- _Problem to work on_: Figure out the number of lines in the data that hold the string "caption". Reply with that figure only.

- _Data supplied_:
+ + + +
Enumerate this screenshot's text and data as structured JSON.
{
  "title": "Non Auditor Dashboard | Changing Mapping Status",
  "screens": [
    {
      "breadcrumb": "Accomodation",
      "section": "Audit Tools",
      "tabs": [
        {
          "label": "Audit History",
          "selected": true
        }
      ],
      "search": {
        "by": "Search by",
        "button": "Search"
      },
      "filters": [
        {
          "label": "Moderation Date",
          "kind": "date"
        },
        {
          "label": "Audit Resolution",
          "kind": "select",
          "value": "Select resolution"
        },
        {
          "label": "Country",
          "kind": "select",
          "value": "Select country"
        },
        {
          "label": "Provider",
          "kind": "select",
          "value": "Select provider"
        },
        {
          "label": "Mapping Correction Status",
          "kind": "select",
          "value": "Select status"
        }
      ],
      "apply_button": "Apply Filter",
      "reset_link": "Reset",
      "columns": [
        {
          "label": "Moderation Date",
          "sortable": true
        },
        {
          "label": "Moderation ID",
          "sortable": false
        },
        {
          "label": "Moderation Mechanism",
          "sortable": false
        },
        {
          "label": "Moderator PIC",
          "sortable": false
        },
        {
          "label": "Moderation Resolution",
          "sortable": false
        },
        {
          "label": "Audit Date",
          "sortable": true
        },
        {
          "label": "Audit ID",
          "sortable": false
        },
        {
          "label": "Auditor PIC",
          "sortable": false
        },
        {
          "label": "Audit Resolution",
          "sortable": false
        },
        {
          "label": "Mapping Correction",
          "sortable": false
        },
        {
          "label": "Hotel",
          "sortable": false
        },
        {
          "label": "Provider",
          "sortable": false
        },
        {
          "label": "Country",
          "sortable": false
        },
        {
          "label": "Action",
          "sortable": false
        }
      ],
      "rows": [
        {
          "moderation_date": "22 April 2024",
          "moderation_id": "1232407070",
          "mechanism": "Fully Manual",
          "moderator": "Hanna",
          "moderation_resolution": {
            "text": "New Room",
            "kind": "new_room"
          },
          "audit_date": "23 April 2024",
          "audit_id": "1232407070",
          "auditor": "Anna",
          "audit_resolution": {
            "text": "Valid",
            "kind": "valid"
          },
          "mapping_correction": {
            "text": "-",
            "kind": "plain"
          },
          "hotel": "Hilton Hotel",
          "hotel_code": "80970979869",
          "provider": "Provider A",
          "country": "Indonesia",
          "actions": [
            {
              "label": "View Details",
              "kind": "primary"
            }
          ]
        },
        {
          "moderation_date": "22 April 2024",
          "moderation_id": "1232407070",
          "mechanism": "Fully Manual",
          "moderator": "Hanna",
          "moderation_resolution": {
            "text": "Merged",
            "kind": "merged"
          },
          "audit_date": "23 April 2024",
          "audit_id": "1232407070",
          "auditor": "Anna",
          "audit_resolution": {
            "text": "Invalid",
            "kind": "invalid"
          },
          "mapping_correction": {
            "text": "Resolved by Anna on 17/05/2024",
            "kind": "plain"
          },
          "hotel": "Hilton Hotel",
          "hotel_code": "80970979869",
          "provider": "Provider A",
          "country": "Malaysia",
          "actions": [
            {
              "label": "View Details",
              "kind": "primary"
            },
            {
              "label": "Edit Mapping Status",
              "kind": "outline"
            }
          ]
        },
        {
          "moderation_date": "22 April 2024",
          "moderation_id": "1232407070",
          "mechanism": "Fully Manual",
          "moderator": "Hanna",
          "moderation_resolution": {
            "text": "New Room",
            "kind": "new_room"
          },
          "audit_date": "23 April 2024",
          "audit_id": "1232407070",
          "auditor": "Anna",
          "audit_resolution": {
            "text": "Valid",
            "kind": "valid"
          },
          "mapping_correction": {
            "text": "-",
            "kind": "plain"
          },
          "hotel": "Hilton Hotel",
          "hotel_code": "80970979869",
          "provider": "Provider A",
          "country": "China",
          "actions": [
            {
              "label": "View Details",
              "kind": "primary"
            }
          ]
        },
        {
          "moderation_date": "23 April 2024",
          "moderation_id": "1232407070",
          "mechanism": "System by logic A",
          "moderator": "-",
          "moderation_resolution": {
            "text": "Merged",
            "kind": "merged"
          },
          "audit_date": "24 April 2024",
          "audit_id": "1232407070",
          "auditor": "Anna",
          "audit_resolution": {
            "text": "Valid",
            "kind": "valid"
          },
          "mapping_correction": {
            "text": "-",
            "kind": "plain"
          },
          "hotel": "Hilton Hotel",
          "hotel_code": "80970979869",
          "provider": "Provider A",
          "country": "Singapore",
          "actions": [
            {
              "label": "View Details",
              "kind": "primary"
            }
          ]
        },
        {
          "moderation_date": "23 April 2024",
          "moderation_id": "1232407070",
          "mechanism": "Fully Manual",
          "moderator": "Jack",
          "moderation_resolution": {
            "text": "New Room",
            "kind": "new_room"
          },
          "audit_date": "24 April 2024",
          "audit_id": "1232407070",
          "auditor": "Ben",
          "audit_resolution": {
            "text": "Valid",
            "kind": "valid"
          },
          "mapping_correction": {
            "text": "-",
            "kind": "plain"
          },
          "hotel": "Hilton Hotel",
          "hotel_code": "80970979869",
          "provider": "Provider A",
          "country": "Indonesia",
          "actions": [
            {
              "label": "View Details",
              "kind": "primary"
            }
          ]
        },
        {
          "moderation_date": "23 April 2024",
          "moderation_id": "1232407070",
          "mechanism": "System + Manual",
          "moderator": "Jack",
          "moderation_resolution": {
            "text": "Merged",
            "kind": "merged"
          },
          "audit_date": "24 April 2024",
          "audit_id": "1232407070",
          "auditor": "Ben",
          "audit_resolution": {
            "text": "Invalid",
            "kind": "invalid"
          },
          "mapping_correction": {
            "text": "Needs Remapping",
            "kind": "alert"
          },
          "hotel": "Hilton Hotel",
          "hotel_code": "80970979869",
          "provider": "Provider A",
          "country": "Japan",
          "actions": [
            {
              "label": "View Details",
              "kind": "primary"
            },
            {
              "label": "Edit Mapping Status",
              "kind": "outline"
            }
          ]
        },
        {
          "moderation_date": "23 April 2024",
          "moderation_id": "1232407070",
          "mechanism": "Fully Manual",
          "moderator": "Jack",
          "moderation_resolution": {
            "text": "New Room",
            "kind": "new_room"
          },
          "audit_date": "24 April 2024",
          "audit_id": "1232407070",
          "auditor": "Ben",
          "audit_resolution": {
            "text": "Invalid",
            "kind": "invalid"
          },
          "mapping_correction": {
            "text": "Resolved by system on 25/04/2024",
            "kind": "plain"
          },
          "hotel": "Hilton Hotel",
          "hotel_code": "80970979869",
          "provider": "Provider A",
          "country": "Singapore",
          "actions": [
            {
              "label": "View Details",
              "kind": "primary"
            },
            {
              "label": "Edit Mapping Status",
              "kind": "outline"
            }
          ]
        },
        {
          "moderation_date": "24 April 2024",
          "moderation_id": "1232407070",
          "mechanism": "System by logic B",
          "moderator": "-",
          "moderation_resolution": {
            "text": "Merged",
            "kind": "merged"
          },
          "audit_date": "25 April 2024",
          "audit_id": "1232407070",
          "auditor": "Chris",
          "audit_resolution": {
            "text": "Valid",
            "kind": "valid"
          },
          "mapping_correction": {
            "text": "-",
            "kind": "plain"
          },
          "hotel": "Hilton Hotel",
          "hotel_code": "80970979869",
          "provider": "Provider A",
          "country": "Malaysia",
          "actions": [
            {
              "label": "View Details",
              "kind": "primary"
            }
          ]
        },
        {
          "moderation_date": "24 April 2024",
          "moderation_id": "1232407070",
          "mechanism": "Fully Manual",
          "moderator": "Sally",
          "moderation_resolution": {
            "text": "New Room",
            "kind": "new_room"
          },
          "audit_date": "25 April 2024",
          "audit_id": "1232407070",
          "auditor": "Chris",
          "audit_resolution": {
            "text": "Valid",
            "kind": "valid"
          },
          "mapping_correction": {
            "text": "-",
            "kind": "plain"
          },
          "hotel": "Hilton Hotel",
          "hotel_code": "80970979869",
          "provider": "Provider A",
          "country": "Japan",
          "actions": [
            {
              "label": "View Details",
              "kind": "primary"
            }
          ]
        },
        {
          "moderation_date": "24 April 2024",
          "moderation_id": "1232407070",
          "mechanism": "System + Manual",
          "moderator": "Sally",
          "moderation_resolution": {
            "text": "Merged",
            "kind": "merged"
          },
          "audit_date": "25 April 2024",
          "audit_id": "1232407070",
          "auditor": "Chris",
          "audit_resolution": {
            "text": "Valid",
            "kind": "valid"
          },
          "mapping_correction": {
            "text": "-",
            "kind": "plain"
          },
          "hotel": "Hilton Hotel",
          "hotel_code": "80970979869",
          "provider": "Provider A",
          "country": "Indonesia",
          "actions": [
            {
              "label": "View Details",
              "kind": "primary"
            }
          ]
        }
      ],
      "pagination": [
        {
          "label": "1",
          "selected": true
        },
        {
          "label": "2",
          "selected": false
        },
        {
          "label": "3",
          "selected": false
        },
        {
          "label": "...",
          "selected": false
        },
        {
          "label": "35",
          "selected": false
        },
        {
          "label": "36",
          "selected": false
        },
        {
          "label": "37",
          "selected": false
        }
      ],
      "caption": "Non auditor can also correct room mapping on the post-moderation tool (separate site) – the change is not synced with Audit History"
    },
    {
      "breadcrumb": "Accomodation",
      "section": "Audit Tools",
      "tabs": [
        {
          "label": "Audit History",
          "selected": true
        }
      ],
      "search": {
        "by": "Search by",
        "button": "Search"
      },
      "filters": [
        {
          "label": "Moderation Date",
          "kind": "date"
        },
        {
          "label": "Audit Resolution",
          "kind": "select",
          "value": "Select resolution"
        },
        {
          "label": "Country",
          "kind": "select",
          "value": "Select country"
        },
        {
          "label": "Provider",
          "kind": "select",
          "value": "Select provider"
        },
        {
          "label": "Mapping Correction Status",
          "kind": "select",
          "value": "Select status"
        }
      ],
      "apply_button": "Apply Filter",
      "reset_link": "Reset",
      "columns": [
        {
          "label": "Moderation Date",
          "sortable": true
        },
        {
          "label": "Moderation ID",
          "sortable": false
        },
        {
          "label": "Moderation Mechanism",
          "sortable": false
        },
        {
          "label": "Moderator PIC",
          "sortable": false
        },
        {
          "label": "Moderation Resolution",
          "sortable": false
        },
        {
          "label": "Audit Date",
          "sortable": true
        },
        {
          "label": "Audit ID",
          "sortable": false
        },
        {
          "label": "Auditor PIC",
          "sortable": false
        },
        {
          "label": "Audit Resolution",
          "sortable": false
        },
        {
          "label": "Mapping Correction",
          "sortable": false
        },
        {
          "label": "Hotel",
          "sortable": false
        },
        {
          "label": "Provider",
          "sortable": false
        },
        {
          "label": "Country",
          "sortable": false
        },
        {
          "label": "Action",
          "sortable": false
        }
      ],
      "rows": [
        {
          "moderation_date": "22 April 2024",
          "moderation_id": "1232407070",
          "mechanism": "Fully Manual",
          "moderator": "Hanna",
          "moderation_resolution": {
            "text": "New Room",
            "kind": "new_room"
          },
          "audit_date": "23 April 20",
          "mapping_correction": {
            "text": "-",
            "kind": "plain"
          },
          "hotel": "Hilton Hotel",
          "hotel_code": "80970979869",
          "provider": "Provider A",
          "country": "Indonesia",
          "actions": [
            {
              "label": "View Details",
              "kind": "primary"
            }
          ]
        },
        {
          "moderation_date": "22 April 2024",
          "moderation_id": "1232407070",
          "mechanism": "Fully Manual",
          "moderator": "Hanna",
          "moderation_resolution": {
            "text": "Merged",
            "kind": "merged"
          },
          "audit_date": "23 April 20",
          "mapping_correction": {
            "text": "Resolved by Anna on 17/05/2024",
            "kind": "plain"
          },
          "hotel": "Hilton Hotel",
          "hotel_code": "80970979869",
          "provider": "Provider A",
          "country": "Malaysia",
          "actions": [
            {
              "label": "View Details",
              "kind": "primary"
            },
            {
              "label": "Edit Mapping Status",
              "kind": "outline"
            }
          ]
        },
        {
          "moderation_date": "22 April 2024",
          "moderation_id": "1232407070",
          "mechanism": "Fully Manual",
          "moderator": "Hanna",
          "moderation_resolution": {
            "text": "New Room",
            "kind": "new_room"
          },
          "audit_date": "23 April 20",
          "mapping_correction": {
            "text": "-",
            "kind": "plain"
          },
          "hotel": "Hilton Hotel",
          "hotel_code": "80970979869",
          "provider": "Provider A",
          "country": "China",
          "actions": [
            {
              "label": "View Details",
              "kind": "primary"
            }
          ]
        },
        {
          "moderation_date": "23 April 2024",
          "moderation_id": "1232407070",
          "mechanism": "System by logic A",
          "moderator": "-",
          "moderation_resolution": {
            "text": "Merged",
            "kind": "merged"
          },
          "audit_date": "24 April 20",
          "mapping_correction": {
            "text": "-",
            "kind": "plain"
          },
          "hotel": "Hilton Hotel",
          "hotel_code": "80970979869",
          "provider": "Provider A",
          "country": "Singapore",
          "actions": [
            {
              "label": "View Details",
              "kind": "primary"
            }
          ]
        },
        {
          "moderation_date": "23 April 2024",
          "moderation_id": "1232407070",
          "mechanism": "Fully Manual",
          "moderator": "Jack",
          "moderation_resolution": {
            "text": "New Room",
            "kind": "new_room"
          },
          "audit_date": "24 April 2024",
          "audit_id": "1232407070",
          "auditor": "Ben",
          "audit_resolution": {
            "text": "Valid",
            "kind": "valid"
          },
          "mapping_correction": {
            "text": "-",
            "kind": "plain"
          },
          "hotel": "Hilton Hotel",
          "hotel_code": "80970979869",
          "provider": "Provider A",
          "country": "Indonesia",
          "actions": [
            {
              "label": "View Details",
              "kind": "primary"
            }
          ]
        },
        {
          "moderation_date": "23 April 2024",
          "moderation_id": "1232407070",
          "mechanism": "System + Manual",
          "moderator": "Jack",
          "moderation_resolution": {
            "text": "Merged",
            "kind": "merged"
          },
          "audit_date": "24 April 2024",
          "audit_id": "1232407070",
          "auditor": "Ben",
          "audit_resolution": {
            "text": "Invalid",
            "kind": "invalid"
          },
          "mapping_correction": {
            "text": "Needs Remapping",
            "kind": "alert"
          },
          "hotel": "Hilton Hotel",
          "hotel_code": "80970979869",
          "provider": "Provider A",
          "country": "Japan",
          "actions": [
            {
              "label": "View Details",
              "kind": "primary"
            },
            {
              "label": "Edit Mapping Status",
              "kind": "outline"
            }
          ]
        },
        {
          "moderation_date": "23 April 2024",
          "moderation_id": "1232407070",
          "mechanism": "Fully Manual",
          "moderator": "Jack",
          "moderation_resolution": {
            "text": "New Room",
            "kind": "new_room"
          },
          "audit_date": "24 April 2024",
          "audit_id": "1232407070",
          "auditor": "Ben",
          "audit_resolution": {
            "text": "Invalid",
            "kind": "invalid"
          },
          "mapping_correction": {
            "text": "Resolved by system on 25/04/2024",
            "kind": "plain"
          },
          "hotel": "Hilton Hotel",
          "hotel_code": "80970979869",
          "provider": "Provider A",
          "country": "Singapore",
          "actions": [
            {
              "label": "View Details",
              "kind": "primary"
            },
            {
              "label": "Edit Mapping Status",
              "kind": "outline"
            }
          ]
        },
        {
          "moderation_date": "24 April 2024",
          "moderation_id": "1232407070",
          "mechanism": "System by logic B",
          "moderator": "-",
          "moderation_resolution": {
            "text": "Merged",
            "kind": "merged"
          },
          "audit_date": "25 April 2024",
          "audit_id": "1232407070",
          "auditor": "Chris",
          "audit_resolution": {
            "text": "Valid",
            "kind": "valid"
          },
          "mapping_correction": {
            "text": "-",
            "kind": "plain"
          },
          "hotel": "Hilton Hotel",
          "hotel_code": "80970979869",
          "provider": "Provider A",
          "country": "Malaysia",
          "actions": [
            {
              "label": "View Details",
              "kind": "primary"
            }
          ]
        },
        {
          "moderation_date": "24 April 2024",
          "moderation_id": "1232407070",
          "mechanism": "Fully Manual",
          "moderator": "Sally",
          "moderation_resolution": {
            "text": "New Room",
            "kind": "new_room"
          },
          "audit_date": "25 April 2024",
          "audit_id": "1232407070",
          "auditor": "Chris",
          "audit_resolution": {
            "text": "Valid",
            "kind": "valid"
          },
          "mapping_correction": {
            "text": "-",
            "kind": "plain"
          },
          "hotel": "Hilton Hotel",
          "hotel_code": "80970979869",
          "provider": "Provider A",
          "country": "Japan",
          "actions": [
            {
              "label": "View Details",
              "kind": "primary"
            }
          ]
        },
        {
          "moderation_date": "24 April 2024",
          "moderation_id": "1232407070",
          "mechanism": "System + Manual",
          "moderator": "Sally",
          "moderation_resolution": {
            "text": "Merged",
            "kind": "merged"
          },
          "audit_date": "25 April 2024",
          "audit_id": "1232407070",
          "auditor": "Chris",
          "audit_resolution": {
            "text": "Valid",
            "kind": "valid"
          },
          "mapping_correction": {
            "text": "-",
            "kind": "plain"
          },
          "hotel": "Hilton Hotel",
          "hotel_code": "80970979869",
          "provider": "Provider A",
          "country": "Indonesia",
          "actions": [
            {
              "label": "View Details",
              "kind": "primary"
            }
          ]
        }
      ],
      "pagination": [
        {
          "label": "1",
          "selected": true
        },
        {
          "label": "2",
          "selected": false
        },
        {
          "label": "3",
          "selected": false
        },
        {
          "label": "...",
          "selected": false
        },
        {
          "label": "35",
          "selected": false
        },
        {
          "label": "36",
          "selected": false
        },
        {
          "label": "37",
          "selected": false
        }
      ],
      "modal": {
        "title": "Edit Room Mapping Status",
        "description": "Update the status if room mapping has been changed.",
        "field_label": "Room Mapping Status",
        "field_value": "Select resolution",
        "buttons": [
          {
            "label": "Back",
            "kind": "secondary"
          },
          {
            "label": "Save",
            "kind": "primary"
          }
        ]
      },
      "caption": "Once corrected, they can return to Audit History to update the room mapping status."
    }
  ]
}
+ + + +
- _Task solution_: 2